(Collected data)
╭──
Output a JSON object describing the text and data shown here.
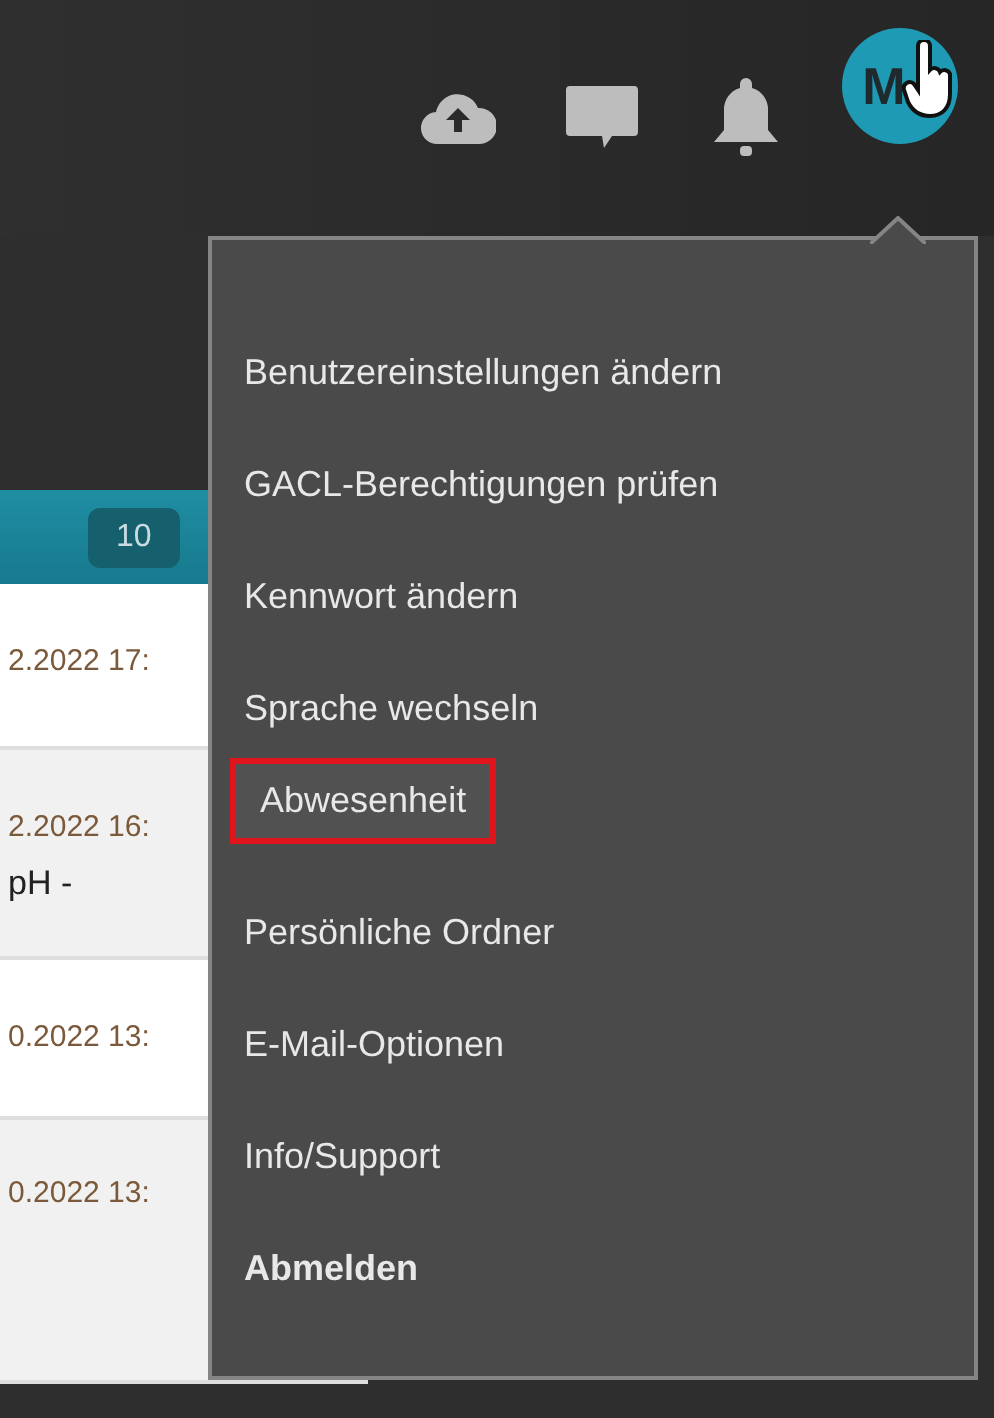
{
  "header": {
    "avatar": {
      "initial": "M"
    }
  },
  "list": {
    "badge": "10",
    "rows": [
      {
        "lines": [
          "2.2022 17:"
        ]
      },
      {
        "lines": [
          "2.2022 16:",
          "pH -"
        ]
      },
      {
        "lines": [
          "0.2022 13:"
        ]
      },
      {
        "lines": [
          "0.2022 13:"
        ]
      }
    ]
  },
  "user_menu": {
    "items": [
      {
        "label": "Benutzereinstellungen ändern",
        "kind": "item",
        "selected": false
      },
      {
        "label": "GACL-Berechtigungen prüfen",
        "kind": "item",
        "selected": false
      },
      {
        "label": "Kennwort ändern",
        "kind": "item",
        "selected": false
      },
      {
        "label": "Sprache wechseln",
        "kind": "item",
        "selected": false
      },
      {
        "label": "Abwesenheit",
        "kind": "item",
        "selected": true
      },
      {
        "label": "Persönliche Ordner",
        "kind": "item",
        "selected": false
      },
      {
        "label": "E-Mail-Optionen",
        "kind": "item",
        "selected": false
      },
      {
        "label": "Info/Support",
        "kind": "item",
        "selected": false
      },
      {
        "label": "Abmelden",
        "kind": "logout",
        "selected": false
      }
    ]
  }
}
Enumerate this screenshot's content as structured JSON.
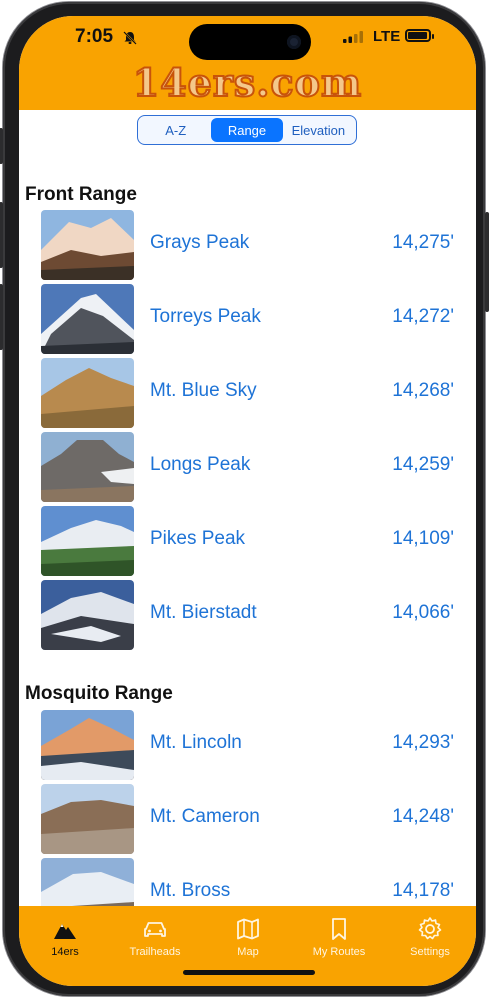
{
  "status_bar": {
    "time": "7:05",
    "network": "LTE",
    "battery_level": 0.85
  },
  "header": {
    "logo_text": "14ers.com"
  },
  "segments": [
    {
      "label": "A-Z",
      "active": false
    },
    {
      "label": "Range",
      "active": true
    },
    {
      "label": "Elevation",
      "active": false
    }
  ],
  "sections": [
    {
      "title": "Front Range",
      "peaks": [
        {
          "name": "Grays Peak",
          "elevation": "14,275'"
        },
        {
          "name": "Torreys Peak",
          "elevation": "14,272'"
        },
        {
          "name": "Mt. Blue Sky",
          "elevation": "14,268'"
        },
        {
          "name": "Longs Peak",
          "elevation": "14,259'"
        },
        {
          "name": "Pikes Peak",
          "elevation": "14,109'"
        },
        {
          "name": "Mt. Bierstadt",
          "elevation": "14,066'"
        }
      ]
    },
    {
      "title": "Mosquito Range",
      "peaks": [
        {
          "name": "Mt. Lincoln",
          "elevation": "14,293'"
        },
        {
          "name": "Mt. Cameron",
          "elevation": "14,248'"
        },
        {
          "name": "Mt. Bross",
          "elevation": "14,178'"
        }
      ]
    }
  ],
  "tabbar": {
    "items": [
      {
        "label": "14ers",
        "icon": "mountain-icon",
        "active": true
      },
      {
        "label": "Trailheads",
        "icon": "car-icon",
        "active": false
      },
      {
        "label": "Map",
        "icon": "map-icon",
        "active": false
      },
      {
        "label": "My Routes",
        "icon": "bookmark-icon",
        "active": false
      },
      {
        "label": "Settings",
        "icon": "gear-icon",
        "active": false
      }
    ]
  },
  "colors": {
    "accent": "#f9a301",
    "link": "#1e73d6",
    "segment_active": "#0a74ff"
  }
}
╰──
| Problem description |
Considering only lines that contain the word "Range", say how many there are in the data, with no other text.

| Your solution |
3